James A. Martin, 105; World's Oldest Jesuit
Saturday, October 6, 2007
The Rev. James A. Martin, the world's oldest Jesuit, who was responsible for building a religious retreat center in Charles County, died Oct. 1 of pneumonia at Georgetown University Jesuit Residence in Washington. He was 105.
Father Martin began his studies for the Catholic priesthood in the early 1920s and was ordained in 1934. He first came to Washington in 1939, when he spent a year as the assistant dean of men and assistant athletic director at Georgetown University.

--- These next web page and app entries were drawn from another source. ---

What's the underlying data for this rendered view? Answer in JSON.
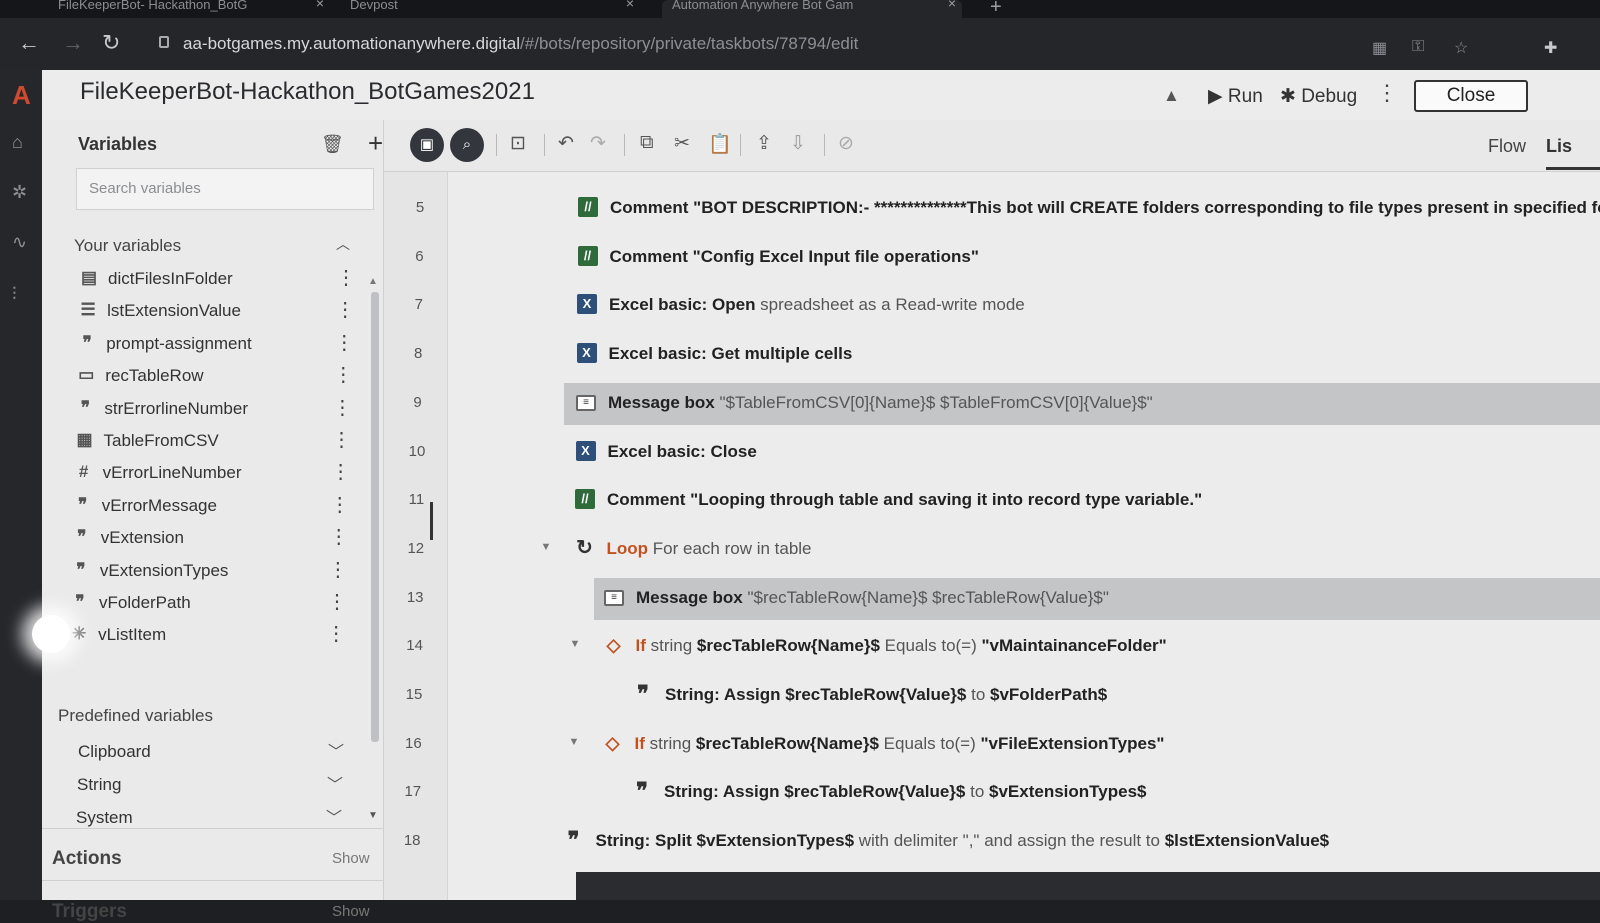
{
  "browser": {
    "tabs": [
      {
        "label": "FileKeeperBot- Hackathon_BotG"
      },
      {
        "label": "Devpost"
      },
      {
        "label": "Automation Anywhere Bot Gam"
      }
    ],
    "url_host": "aa-botgames.my.automationanywhere.digital",
    "url_path": "/#/bots/repository/private/taskbots/78794/edit"
  },
  "header": {
    "title": "FileKeeperBot-Hackathon_BotGames2021",
    "run_label": "Run",
    "debug_label": "Debug",
    "close_label": "Close"
  },
  "variables_panel": {
    "title": "Variables",
    "search_placeholder": "Search variables",
    "your_variables_label": "Your variables",
    "variables": [
      {
        "name": "dictFilesInFolder",
        "icon": "dictionary-icon"
      },
      {
        "name": "lstExtensionValue",
        "icon": "list-icon"
      },
      {
        "name": "prompt-assignment",
        "icon": "string-icon"
      },
      {
        "name": "recTableRow",
        "icon": "record-icon"
      },
      {
        "name": "strErrorlineNumber",
        "icon": "string-icon"
      },
      {
        "name": "TableFromCSV",
        "icon": "table-icon"
      },
      {
        "name": "vErrorLineNumber",
        "icon": "number-icon"
      },
      {
        "name": "vErrorMessage",
        "icon": "string-icon"
      },
      {
        "name": "vExtension",
        "icon": "string-icon"
      },
      {
        "name": "vExtensionTypes",
        "icon": "string-icon"
      },
      {
        "name": "vFolderPath",
        "icon": "string-icon"
      },
      {
        "name": "vListItem",
        "icon": "any-icon"
      }
    ],
    "predefined_label": "Predefined variables",
    "predefined": [
      {
        "name": "Clipboard"
      },
      {
        "name": "String"
      },
      {
        "name": "System"
      }
    ],
    "actions_label": "Actions",
    "triggers_label": "Triggers",
    "show_label": "Show"
  },
  "view_tabs": {
    "flow": "Flow",
    "list": "Lis"
  },
  "code_lines": [
    {
      "n": "5",
      "icon": "comment",
      "indent": 1,
      "parts": [
        {
          "t": "Comment",
          "c": "kw"
        },
        {
          "t": " \"BOT DESCRIPTION:- **************This bot will CREATE folders corresponding to file types present in specified fold",
          "c": "strong"
        }
      ]
    },
    {
      "n": "6",
      "icon": "comment",
      "indent": 1,
      "parts": [
        {
          "t": "Comment",
          "c": "kw"
        },
        {
          "t": " \"Config Excel Input file operations\"",
          "c": "strong"
        }
      ]
    },
    {
      "n": "7",
      "icon": "excel",
      "indent": 1,
      "parts": [
        {
          "t": "Excel basic: Open",
          "c": "kw"
        },
        {
          "t": " spreadsheet as a Read-write mode",
          "c": "sub"
        }
      ]
    },
    {
      "n": "8",
      "icon": "excel",
      "indent": 1,
      "parts": [
        {
          "t": "Excel basic: Get multiple cells",
          "c": "kw"
        }
      ]
    },
    {
      "n": "9",
      "icon": "msg",
      "indent": 1,
      "hl": true,
      "parts": [
        {
          "t": "Message box",
          "c": "kw"
        },
        {
          "t": " \"$TableFromCSV[0]{Name}$ $TableFromCSV[0]{Value}$\"",
          "c": "sub"
        }
      ]
    },
    {
      "n": "10",
      "icon": "excel",
      "indent": 1,
      "parts": [
        {
          "t": "Excel basic: Close",
          "c": "kw"
        }
      ]
    },
    {
      "n": "11",
      "icon": "comment",
      "indent": 1,
      "parts": [
        {
          "t": "Comment",
          "c": "kw"
        },
        {
          "t": " \"Looping through table and saving it into record type variable.\"",
          "c": "strong"
        }
      ]
    },
    {
      "n": "12",
      "icon": "loop",
      "indent": 1,
      "fold": true,
      "parts": [
        {
          "t": "Loop",
          "c": "orange"
        },
        {
          "t": " For each row in table",
          "c": "sub"
        }
      ]
    },
    {
      "n": "13",
      "icon": "msg",
      "indent": 2,
      "hl": true,
      "parts": [
        {
          "t": "Message box",
          "c": "kw"
        },
        {
          "t": " \"$recTableRow{Name}$ $recTableRow{Value}$\"",
          "c": "sub"
        }
      ]
    },
    {
      "n": "14",
      "icon": "if",
      "indent": 2,
      "fold": true,
      "parts": [
        {
          "t": "If",
          "c": "orange"
        },
        {
          "t": " string ",
          "c": "sub"
        },
        {
          "t": "$recTableRow{Name}$",
          "c": "strong"
        },
        {
          "t": " Equals to(=) ",
          "c": "sub"
        },
        {
          "t": "\"vMaintainanceFolder\"",
          "c": "strong"
        }
      ]
    },
    {
      "n": "15",
      "icon": "quote",
      "indent": 3,
      "parts": [
        {
          "t": "String: Assign",
          "c": "kw"
        },
        {
          "t": " $recTableRow{Value}$",
          "c": "strong"
        },
        {
          "t": " to ",
          "c": "sub"
        },
        {
          "t": "$vFolderPath$",
          "c": "strong"
        }
      ]
    },
    {
      "n": "16",
      "icon": "if",
      "indent": 2,
      "fold": true,
      "parts": [
        {
          "t": "If",
          "c": "orange"
        },
        {
          "t": " string ",
          "c": "sub"
        },
        {
          "t": "$recTableRow{Name}$",
          "c": "strong"
        },
        {
          "t": " Equals to(=) ",
          "c": "sub"
        },
        {
          "t": "\"vFileExtensionTypes\"",
          "c": "strong"
        }
      ]
    },
    {
      "n": "17",
      "icon": "quote",
      "indent": 3,
      "parts": [
        {
          "t": "String: Assign",
          "c": "kw"
        },
        {
          "t": " $recTableRow{Value}$",
          "c": "strong"
        },
        {
          "t": " to ",
          "c": "sub"
        },
        {
          "t": "$vExtensionTypes$",
          "c": "strong"
        }
      ]
    },
    {
      "n": "18",
      "icon": "quote",
      "indent": 0,
      "parts": [
        {
          "t": "String: Split",
          "c": "kw"
        },
        {
          "t": " $vExtensionTypes$",
          "c": "strong"
        },
        {
          "t": " with delimiter \",\" and assign the result to ",
          "c": "sub"
        },
        {
          "t": "$lstExtensionValue$",
          "c": "strong"
        }
      ]
    }
  ],
  "colors": {
    "accent_orange": "#c0521f",
    "comment_green": "#2f6b3a",
    "excel_blue": "#2e4f7a"
  }
}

He then became athletic director of St. Joseph's College in Philadelphia for two years before being sent overseas as a chaplain with the Army Air Forces in North Africa, Italy and France during World War II. After the war, he helped raise money to rebuild Jesuit churches and schools in Europe.
From 1946 to 1949, Father Martin was a student counselor at the University of Scranton in Pennsylvania and chairman of the Religion Department. He then returned to Washington as a counselor and religion teacher at Gonzaga College High School. During the early 1950s, he was part of the Jesuit "mission band," leading spiritual meetings and retreats in churches throughout the Washington region.
From 1955 to 1964, Father Martin was the founding director of the Loyola Retreat House in Charles County. He directed the planning and building of the Jesuit retreat center on 235 acres overlooking the Potomac River. Much of his later career was dedicated to conducting retreats and leading outreach missions for the church.
He had lived on the Georgetown campus since 1974 and worked periodically as a leader of church retreats and as a consultant to the Christian Family Movement.
From 1975 to 1983, he was director of the Washington archdiocese's Apostleship of Prayer, which encourages the daily habit of prayer. His final assignment was as a pastoral associate at St. Mary's Catholic Church in Alexandria from 1983 until his retirement in 1989.
James Aloysius Martin was born Aug. 30, 1902, in Wilkes-Barre, Pa. His father was musical director of a Catholic church, and his three sisters became nuns.
An outstanding athlete in his youth, Father Martin was offered college athletic scholarships and a chance to play professional baseball but chose to enter the Jesuits instead, studying first at a seminary in Yonkers, N.Y., and later in West Stockbridge, Mass.
He received a master's degree in theology in 1926, a year before he received his bachelor's degree, both from Weston College (now the Weston Jesuit School of Theology) in Massachusetts. He taught Latin, Greek and English at a Jesuit high school in Manila from 1928 to 1931 and coached the school's baseball and basketball teams.
He studied theology from 1931 to 1935 at Woodstock College, a Jesuit seminary in Woodstock that closed in 1974.
Last year, Father Martin was one of 42 centenarians honored in an annual celebration by the D.C. government.
There are no immediate survivors.